Poetry comics — some prefer the terms comics poetry or graphic poetry — are a form of mixed-media expression that combines words with images. Some creators provide both the poetry and the pictures, while others draw pictures to go along with someone else’s poetry.
But what exactly are poetry comics? What is their purpose, and why do they work (or don’t)? Depends on who you ask.
In Poetry Magazine, poet Gabrielle Bates discusses why poetry comics mean so much to her as a creator: they “are a collaborative art, whether there is another person involved or not.” In other words, they force both creator and reader to dig deeper into the material than an image or a poem alone would be able to manage.
Poetry comics are, as poet and Poem Forest founder Tamryn Bennett explains, neither poetry nor comics: they are a hybrid form that cannot be separated out into component parts. They are designed to turn your traditional linear narrative on its head. Looking at examples featured in all of the articles linked here, you can see that the art leaves it up to the reader to figure out where to look first and in what order to read the text or look at the images. There isn’t a right or wrong answer to these questions as there is with a traditional comic, where you have to read the panels in order, or a poem, which leads you through line by line. While all art calls on the reader to imbue it with meaning, this is especially true with poetry comics.
“It is a form (genre? subgenre? happening? mode?) where meaning is found in integration by dwelling in the between,” as Bates put it.
Of course, we wouldn’t want to paint such a broad and experimental medium with too narrow a brush. The second page of Bennett’s article (it may take a while to load, so be patient) features an intriguing piece called “The Six Treasures of the Spiral: A Comics Sestina” by Matt Madden that you do, in fact, have to read in order. It instead uses other devices, like repeating dialogue, to force readers to think harder about what they are seeing.
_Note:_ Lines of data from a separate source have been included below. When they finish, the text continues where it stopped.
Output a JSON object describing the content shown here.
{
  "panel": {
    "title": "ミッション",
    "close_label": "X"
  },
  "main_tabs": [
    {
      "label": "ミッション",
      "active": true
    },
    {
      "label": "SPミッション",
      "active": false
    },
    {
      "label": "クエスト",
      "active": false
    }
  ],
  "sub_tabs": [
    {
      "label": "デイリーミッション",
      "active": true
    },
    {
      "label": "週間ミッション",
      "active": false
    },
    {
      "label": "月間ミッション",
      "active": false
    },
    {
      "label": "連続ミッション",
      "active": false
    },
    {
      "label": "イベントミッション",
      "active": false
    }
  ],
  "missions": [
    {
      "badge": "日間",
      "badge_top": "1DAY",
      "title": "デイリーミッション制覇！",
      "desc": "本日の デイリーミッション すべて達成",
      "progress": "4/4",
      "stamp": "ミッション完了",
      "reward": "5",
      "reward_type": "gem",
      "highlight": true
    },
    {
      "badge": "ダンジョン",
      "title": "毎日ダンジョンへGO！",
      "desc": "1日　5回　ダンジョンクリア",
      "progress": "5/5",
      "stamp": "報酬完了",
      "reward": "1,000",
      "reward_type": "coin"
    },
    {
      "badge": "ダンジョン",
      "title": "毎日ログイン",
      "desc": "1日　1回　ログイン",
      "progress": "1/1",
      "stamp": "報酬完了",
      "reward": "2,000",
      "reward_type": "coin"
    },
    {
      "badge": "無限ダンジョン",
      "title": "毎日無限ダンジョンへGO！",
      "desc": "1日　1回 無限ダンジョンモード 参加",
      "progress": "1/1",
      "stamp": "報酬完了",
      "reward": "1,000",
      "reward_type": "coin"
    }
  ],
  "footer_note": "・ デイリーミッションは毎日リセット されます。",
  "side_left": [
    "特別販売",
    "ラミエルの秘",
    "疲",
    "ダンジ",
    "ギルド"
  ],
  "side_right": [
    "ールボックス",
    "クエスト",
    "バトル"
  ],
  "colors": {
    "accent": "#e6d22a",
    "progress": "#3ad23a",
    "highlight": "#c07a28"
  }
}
Meanwhile, poet and visual artist Bianca Stone straight-up says she has no idea what comics poetry is.
“I don’t know what they are, or why they matter or how long I will stand them,” she stated in an article in Plume Poetry. Later in the same article, she added, “For a poetry comic to be successful, it must convey an uncertainty that stirs something both intelligible and unknown in the reader/viewer, that is, that’s inherently ironic in its perplexing but also entertaining ability to wed mystery with meaning in its art and text.”
In short, poetry comics represent different things to different creators.
There are a lot fewer rules for poetry comics than there are for other media. This, ironically, can make it more difficult for creators to make and for readers to understand: how do you interpret a work that throws even the most basic tenets of sequential art out the window (or even argues that there never was a window in the first place)?
For some, that question is too much to deal with. For others, it’s a freeing new way to express old ideas.
Where to Start With Comics Poetry
As a relatively new medium, you won’t find the type of massive backlog that you do with more established art forms, and many of the books mentioned in the articles I linked are currently out of print. Still, there are some good collections out there that let you see what poetry comics have to offer.
For instance, if Bianca Stone’s thoughts have intrigued you, Poetry Comics from the Book of Hours is a collection of her work. Embodied: An Intersectional Feminist Comics Poetry Anthology and Ink Brick: The Journal of Comics Poetry are both anthologies featuring work from many different creators if you want to get a feel for how different people approach the medium. For a general overview of the topic, you might try Over the Line: An Introduction to Poetry Comics.
Given the deliberately abstract nature of poetry comics, it doesn’t matter where you start. The fact that you start at all is what matters.
Granted, comics poetry is not for everyone. Stone herself says that “I kind of hate poetry comics” and that the medium “will always be, in some way, unloved and feared, just as poetry is.” Still, it’s good to know what they are, even if I’m not sure I’ve adequately answered the grand question of “what are poetry comics.” It seems like everybody has their own answers. So, the best way to find out for yourself what poetry comics are is to read them and develop your own opinion.